Director: Atsushiro Yamata
By Marilyn Ferdinand
There is little that delights a film buff more than films about film buffs. Happy Ending, a perky rom-com from Japan, mixes the love of movies with just plain love, blurring the border between real life and movie life with knowing wit.
Momoko (Nahana) is a young “movie bum,” as the cranky owner (Reona Hirota) of the Asahi art house calls the small group of hardcore cinephiles who attend her failing movie theater. Edgy and unsentimental, Momoko dismisses a door-to-door fundraiser for a children’s charity with “Why do you have to do this now?
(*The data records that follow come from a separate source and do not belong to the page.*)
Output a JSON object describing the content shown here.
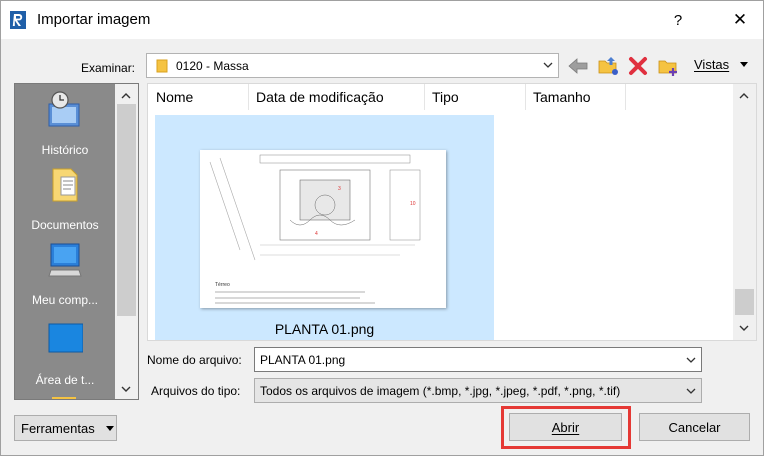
{
  "window": {
    "title": "Importar imagem",
    "help_label": "?",
    "close_label": "✕"
  },
  "lookin": {
    "label": "Examinar:",
    "value": "0120 - Massa"
  },
  "toolbar": {
    "views_label": "Vistas"
  },
  "places": [
    {
      "label": "Histórico",
      "icon": "history-icon"
    },
    {
      "label": "Documentos",
      "icon": "documents-icon"
    },
    {
      "label": "Meu comp...",
      "icon": "my-computer-icon"
    },
    {
      "label": "Área de t...",
      "icon": "desktop-icon"
    }
  ],
  "filelist": {
    "columns": [
      "Nome",
      "Data de modificação",
      "Tipo",
      "Tamanho"
    ],
    "items": [
      {
        "name": "PLANTA 01.png",
        "selected": true
      }
    ]
  },
  "filename": {
    "label": "Nome do arquivo:",
    "value": "PLANTA 01.png"
  },
  "filetype": {
    "label": "Arquivos do tipo:",
    "value": "Todos os arquivos de imagem  (*.bmp, *.jpg, *.jpeg, *.pdf, *.png, *.tif)"
  },
  "buttons": {
    "tools": "Ferramentas",
    "open": "Abrir",
    "cancel": "Cancelar"
  },
  "colors": {
    "selection": "#cce8ff",
    "highlight_ring": "#e53935",
    "places_bg": "#8a8a8a"
  }
}
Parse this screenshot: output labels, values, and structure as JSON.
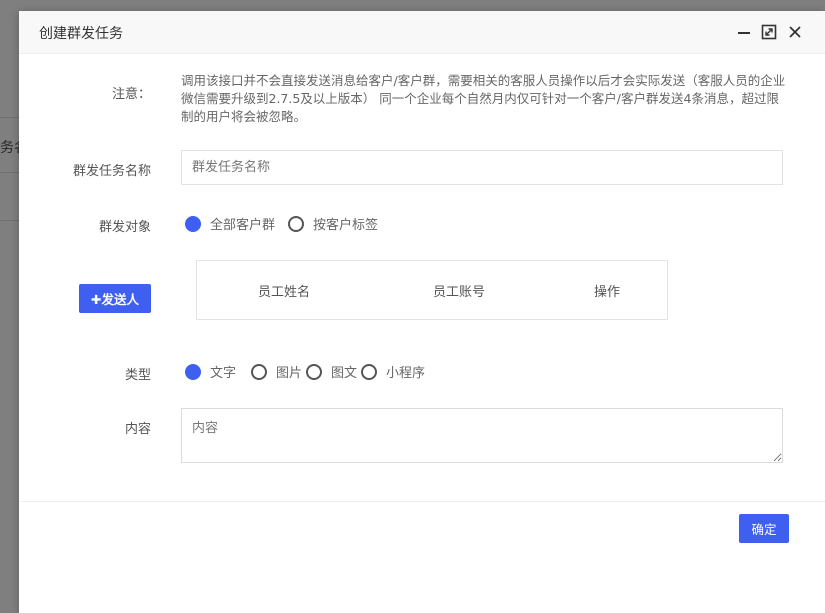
{
  "background": {
    "partial_text": "务名"
  },
  "dialog": {
    "title": "创建群发任务",
    "notice": {
      "label": "注意：",
      "text": "调用该接口并不会直接发送消息给客户/客户群，需要相关的客服人员操作以后才会实际发送（客服人员的企业微信需要升级到2.7.5及以上版本） 同一个企业每个自然月内仅可针对一个客户/客户群发送4条消息，超过限制的用户将会被忽略。"
    },
    "task_name": {
      "label": "群发任务名称",
      "placeholder": "群发任务名称",
      "value": ""
    },
    "target": {
      "label": "群发对象",
      "options": [
        "全部客户群",
        "按客户标签"
      ],
      "selected": "全部客户群"
    },
    "sender": {
      "button_label": "✚发送人",
      "columns": [
        "员工姓名",
        "员工账号",
        "操作"
      ]
    },
    "type": {
      "label": "类型",
      "options": [
        "文字",
        "图片",
        "图文",
        "小程序"
      ],
      "selected": "文字"
    },
    "content": {
      "label": "内容",
      "placeholder": "内容",
      "value": ""
    },
    "confirm_label": "确定"
  },
  "colors": {
    "accent": "#3f5ff0",
    "overlay": "#7f7f7f"
  }
}
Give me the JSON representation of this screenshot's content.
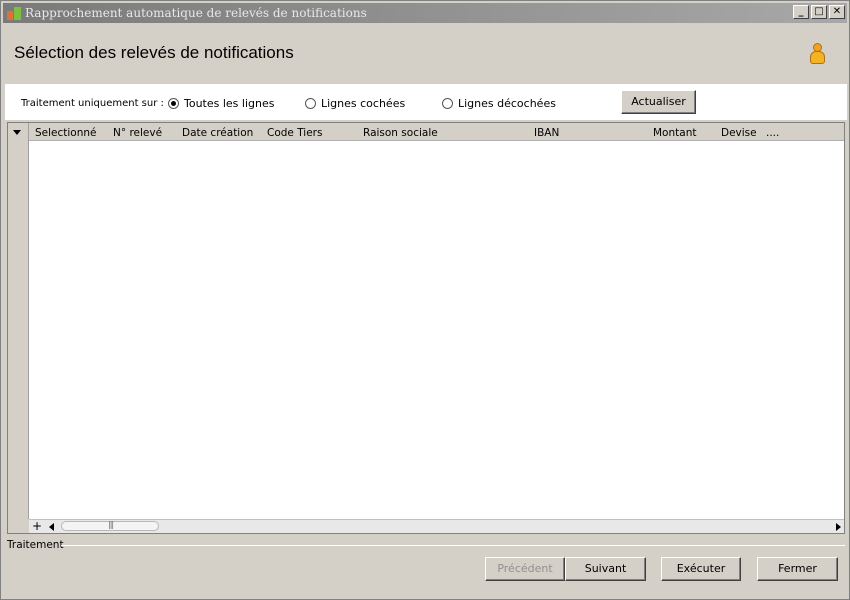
{
  "window": {
    "title": "Rapprochement automatique de relevés de notifications",
    "minimize_glyph": "_",
    "maximize_glyph": "□",
    "close_glyph": "✕"
  },
  "header": {
    "title": "Sélection des relevés de notifications",
    "icon": "user-icon"
  },
  "options": {
    "label": "Traitement uniquement sur :",
    "radios": [
      {
        "label": "Toutes les lignes",
        "selected": true
      },
      {
        "label": "Lignes cochées",
        "selected": false
      },
      {
        "label": "Lignes décochées",
        "selected": false
      }
    ],
    "refresh_label": "Actualiser"
  },
  "grid": {
    "columns": [
      "Selectionné",
      "N° relevé",
      "Date création",
      "Code Tiers",
      "Raison sociale",
      "IBAN",
      "Montant",
      "Devise",
      "...."
    ],
    "rows": [],
    "add_row_glyph": "+",
    "scroll_thumb_grip": "|||"
  },
  "footer": {
    "section_label": "Traitement",
    "buttons": {
      "previous": "Précédent",
      "next": "Suivant",
      "execute": "Exécuter",
      "close": "Fermer"
    }
  }
}
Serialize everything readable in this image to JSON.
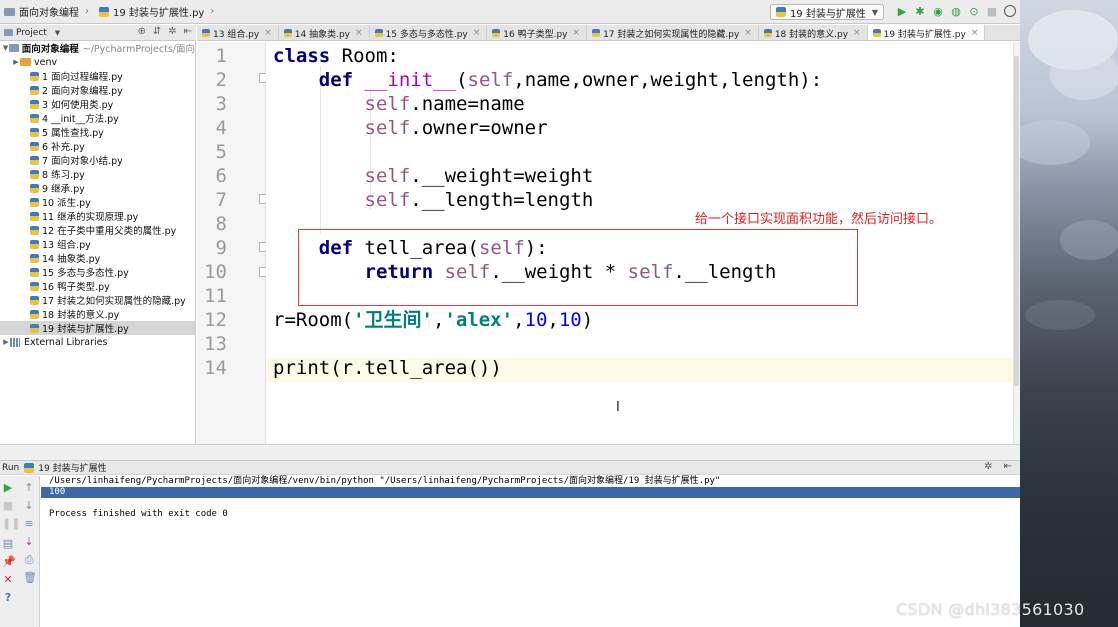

Won’t the children still be there tomorrow?” As she pads around her cluttered and messy apartment getting ready for her job at a library, Momoko crushes her eyeglasses. With cellophane tape holding one of the arms in place and her dyed-red hair, Momoko’s nerd credentials are unassailable.
She visits the 21st Century video store to return and borrow some DVDs. She sloughs off suggestions about the latest rom-coms from Hollywood, flashing her returns in a clerk’s face—Friday the 13th, Nightmare on Elm Street, The Hills Have Eyes (“the best”). Kuroda (Tomoharu Hasegawa), a Tarantino wannabe who also works at the video store, is Momoko’s film buddy, sharing with her a disdain for mainstream fare and its predictable plots.
Unfortunately for Momoko and Kuroda, biology overwhelms her good taste in films when she comes in contact with the dashingly handsome Murakami (Ryûnosuke Kawai), whose favorite film is Armageddon. Momoko’s coworker, the more traditionally feminine Maki (Mami Nakamura), starts calling Murakami “Prince” and points to the romantic cliché that brought the two of them together—when reaching for the same book, their hands touched.
Momoko is teased by Maki and Kuroda, replying “it’s not like that” over and over until it actually is like that. Murakami, who was first seen with a girlfriend, rather inexplicably asks Momoko out. Maki comes to the rescue with feminine clothing and the suggestion of contact lenses. When Momoko goes into the video store with some returns, she gets the full dolled-up scene, the camera panning from her high-heel shoes to the top of her head, where she now sports a Germanic braid headband. Kuroda, of course, is dumbstruck by her beauty and wants her for himself. But as in all rom-coms, he has to help Momoko in her quest for Mr. Wonderful, even though we all know that he and Momoko belong together.
References to John Hughes come up to let Momoko know what kind of a movie she’s in. And, of course, Kurado briefs her on the plots of these films she never watches to let her know what will happen next: for example, on her first date with the Prince, he tells her, something tragic will happen now that the two have finally gotten together. Sure enough, as Momoko protests to Kurado, who has followed her, that she’s not in a movie, Murakami is hit by an SUV as he is carrying some drinks back to her. It’s a very funny pratfall that leads to more mishaps that made me feel kind of sorry for the guy.
Kurado holds up Roman Holiday as his ideal of a good romantic comedy that doesn’t have a happy ending. And it is, of course, through Roman Holiday—just like Sleepless in Seattle and An Affair to Remember—that the destined pair are brought together. In between, we have a fair amount of movie magic that signals the film within a film within a film we’re watching—an appliance plummets to the ground out of thin air, Momoko watches a movie that is, in fact, the movie we’re watching, and empty streets and shops proliferate when Momoko is at her lowest.
A bit unusual for a DV-shot film, Happy Ending is a riot of crisp, dizzying color. All of the actors are wonderful and very appealing as screen presences. Even Kawai, who I thought looked like the surgically deformed Michael Jackson, creates a likeable cad who is only following the script. Most appealing of all is Nahana, who creates a gawky, confused nerd whom teens in any country could relate to—her character seems to have been closely modeled on Molly Ringwald’s in Pretty in Pink. The film has a Hollywood style, of course, but I was intrigued how director Yamata showed the odd mix of Western and Japanese cultures in his pans across storefronts and their strangely translated signage and artifacts of Japanese society in a vintage clothing and wares store.
Happy Ending is a lighthearted, Technicolor pleasure. Go see it with someone you love.
Happy Ending will be showing on May 8 at 7:30 p.m. at the Hinman Theater on the 9th floor of the Hotel Orrington, 1701 Orrington Ave., Evanston, Illinois.